● Problem: If a line of the entries below includes the word "true", it counts; state the total and nothing further.

● Data supplied:
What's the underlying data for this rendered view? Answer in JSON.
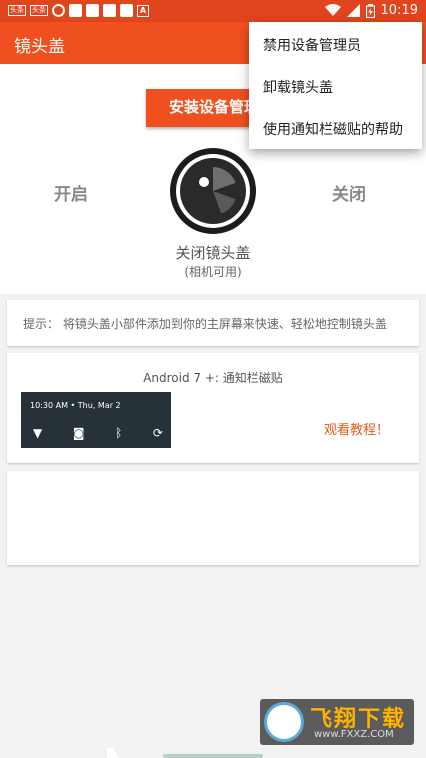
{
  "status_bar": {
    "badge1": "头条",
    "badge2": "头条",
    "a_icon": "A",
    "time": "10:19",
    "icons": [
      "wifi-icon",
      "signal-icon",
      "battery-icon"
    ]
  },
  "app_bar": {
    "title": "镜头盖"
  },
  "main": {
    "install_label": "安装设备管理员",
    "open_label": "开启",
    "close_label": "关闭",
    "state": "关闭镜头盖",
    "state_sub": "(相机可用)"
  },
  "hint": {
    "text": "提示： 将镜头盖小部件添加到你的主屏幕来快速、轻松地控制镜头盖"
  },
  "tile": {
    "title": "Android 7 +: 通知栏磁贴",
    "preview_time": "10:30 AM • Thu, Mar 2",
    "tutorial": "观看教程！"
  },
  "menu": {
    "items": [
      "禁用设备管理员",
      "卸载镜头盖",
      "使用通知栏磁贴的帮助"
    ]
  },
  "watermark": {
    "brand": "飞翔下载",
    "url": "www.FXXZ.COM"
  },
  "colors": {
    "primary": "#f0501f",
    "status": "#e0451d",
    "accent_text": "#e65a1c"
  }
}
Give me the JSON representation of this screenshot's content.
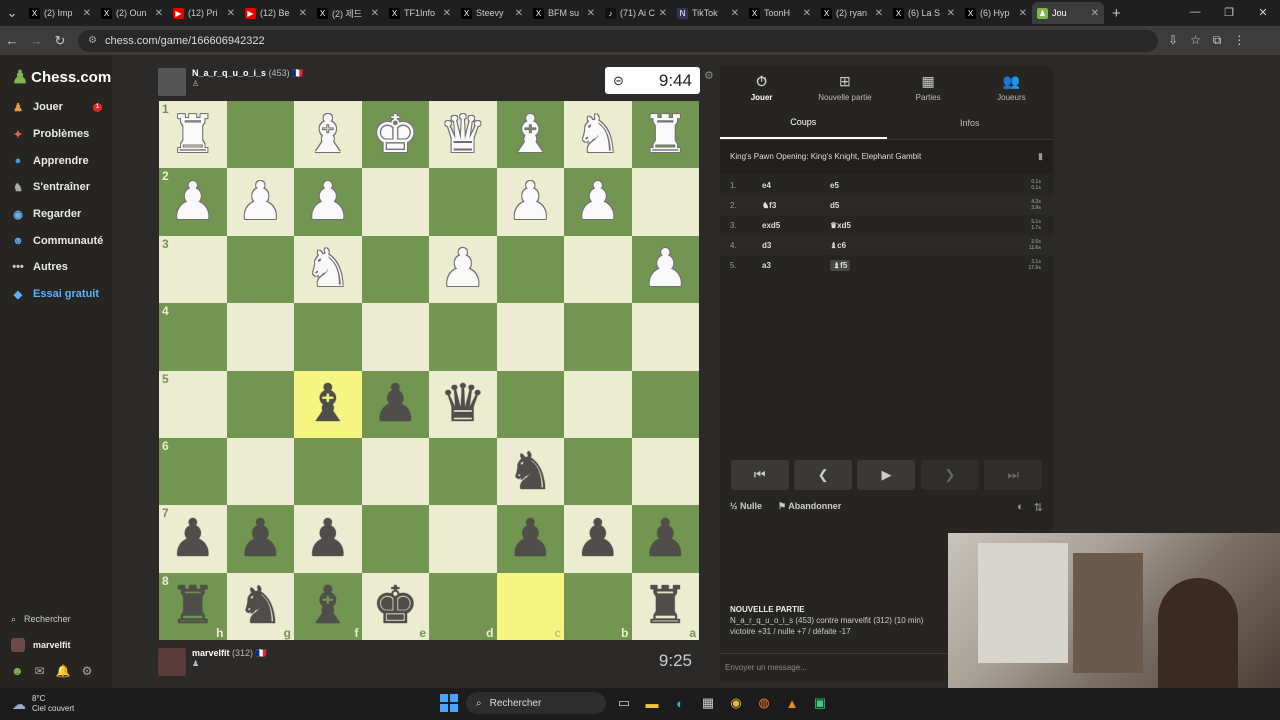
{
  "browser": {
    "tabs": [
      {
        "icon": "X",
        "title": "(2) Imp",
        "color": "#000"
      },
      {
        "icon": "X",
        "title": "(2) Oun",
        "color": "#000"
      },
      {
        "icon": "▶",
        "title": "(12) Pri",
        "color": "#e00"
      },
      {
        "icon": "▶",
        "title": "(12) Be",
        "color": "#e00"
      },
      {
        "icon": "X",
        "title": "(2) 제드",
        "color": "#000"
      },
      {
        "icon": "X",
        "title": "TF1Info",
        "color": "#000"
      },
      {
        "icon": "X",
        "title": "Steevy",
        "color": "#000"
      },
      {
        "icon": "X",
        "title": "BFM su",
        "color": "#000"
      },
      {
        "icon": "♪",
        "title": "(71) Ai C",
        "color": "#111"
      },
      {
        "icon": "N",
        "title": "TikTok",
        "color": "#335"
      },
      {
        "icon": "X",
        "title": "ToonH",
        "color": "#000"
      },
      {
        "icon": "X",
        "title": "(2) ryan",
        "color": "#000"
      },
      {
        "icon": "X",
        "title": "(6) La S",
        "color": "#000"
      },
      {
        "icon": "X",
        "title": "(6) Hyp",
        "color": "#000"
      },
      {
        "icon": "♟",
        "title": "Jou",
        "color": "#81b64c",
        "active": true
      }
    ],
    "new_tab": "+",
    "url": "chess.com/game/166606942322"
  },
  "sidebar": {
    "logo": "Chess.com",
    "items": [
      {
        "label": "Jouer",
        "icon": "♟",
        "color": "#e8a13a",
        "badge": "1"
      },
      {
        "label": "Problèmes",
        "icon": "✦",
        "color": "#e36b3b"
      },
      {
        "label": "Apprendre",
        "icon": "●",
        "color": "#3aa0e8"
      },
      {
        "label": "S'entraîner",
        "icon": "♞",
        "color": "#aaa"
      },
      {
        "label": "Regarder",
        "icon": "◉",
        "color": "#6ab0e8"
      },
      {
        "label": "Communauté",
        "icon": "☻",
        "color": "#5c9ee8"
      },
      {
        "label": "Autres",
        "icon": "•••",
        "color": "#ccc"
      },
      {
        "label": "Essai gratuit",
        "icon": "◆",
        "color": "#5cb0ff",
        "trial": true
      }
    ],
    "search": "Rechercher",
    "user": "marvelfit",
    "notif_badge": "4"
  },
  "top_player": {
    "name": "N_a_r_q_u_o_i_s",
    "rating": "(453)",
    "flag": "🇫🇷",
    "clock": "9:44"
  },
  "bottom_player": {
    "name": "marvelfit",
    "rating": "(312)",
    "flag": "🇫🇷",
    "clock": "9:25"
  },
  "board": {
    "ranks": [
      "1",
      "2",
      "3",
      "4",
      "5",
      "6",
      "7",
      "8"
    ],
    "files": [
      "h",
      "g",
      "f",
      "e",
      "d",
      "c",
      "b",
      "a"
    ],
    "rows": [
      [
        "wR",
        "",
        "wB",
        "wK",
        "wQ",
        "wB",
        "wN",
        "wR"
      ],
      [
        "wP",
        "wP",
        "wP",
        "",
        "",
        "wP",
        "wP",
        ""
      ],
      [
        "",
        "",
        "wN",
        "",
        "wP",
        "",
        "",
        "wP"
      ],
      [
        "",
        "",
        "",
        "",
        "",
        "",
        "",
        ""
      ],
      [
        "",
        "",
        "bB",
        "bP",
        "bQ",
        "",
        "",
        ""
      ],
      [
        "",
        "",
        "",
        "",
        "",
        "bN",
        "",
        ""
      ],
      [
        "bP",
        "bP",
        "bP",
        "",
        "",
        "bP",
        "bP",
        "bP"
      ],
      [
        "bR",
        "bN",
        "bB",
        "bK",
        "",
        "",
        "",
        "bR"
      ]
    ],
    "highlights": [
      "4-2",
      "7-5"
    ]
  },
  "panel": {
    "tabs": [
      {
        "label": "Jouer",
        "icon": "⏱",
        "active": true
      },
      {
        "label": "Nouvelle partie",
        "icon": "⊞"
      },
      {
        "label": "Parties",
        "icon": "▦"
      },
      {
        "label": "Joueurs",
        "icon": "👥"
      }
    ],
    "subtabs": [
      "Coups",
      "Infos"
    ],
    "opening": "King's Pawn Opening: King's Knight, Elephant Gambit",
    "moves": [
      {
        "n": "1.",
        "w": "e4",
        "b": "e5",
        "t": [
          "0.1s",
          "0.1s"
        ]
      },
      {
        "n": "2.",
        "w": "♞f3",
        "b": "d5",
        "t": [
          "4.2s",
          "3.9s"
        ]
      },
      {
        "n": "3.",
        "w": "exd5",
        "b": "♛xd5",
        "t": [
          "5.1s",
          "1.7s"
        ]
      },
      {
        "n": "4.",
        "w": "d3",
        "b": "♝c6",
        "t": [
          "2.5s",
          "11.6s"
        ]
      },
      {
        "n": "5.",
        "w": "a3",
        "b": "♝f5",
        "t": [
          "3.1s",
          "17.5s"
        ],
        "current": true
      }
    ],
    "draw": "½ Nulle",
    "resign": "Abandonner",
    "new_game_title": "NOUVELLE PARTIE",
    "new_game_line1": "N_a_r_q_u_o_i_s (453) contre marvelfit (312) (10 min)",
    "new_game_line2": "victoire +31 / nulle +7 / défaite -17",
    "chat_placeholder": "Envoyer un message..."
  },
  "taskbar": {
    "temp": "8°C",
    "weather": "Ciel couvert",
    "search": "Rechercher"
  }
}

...

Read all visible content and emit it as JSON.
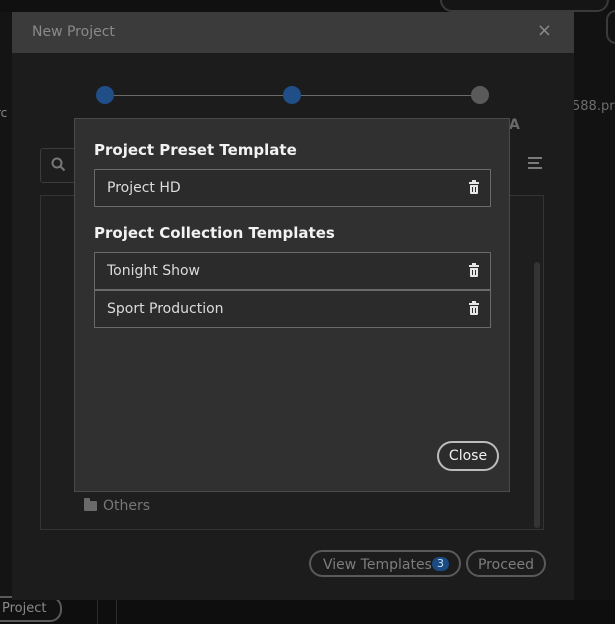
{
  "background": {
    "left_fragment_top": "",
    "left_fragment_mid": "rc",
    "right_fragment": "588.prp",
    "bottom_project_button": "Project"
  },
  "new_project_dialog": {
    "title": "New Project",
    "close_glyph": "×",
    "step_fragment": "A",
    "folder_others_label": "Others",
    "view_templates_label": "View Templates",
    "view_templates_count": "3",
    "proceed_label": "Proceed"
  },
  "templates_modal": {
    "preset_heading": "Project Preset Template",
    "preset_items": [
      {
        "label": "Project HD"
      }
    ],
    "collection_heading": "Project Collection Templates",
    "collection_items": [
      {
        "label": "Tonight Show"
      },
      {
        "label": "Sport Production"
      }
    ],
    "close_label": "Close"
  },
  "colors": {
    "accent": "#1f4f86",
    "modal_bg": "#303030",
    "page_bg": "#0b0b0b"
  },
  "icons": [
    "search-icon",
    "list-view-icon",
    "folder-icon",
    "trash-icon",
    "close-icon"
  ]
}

● Answer for the task: 4